Page 337 - An Act for the more effectual Abolition of Oaths and Affirmations taken and made in various Departments of the State, and to substitute Declarations in lieu thereof, and for the more entire suppression of voluntary and extra-judicial Oaths, and affidavits;' and to make other Provisions for the abolition of unnecessary Oaths.
Page 186 - ... the force and effect of leases or estates at will only, and shall not either in law or equity be deemed or taken to have any other or greater force or effect; any consideration for making any such parol leases or estates, or any former law or usage, to the contrary notwithstanding.
Page 236 - They greatly oppressed the wretched people by making them work at these castles, and when the castles were finished they filled them with devils and evil men.
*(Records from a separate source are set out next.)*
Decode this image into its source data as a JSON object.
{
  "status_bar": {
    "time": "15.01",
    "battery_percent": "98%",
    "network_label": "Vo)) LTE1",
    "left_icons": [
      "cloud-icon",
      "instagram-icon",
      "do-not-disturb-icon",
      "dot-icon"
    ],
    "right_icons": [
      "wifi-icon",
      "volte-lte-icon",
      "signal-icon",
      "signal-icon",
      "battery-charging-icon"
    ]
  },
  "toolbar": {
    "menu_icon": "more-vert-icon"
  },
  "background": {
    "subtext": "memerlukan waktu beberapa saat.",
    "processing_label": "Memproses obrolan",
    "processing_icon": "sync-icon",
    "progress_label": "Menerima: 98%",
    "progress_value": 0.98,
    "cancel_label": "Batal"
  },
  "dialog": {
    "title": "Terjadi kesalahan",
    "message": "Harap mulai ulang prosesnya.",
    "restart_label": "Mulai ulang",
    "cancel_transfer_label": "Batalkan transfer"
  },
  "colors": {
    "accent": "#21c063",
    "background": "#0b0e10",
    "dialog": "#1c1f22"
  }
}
Then they took those whom they suspected to have any goods, by night and by day, seizing both men and women, and they put them in prison for their gold and silver and tortured them with pains unspeakable ; for never were any martyrs tortured as these were.
Page 237 - Then was corn dear, and flesh, and cheese, and butter, for there was none in the land — wretched men starved with hunger — some lived on alms who had been erewhile rich: some fled the country — never was there more misery, and never acted heathens worse than these.
Page 189 - I led her blushing like the Morn ; all Heaven, And happy constellations, on that hour Shed their selectest influence ; the earth Gave sign of gratulation, and each hill ; Joyous the birds ; fresh gales and gentle airs Whispered it to the woods, and from their wings Flung rose, flung odours from the spicy shrub, Disporting, till the amorous bird of night Sung spousal, and bid haste the evening star On his hill top to light the bridal lamp.
Page 234 - Smith very feelingly complains, " when he came to his own, after he was out of wardship, his woods decayed, houses fallen down, stock wasted and gone, lands let forth and ploughed to be barren...
Page 238 - ... away the Court of wards and liveries and tenures in capite, and by knights service, and purveyance, and for settling a revenue upon his Majesty in lieu thereof...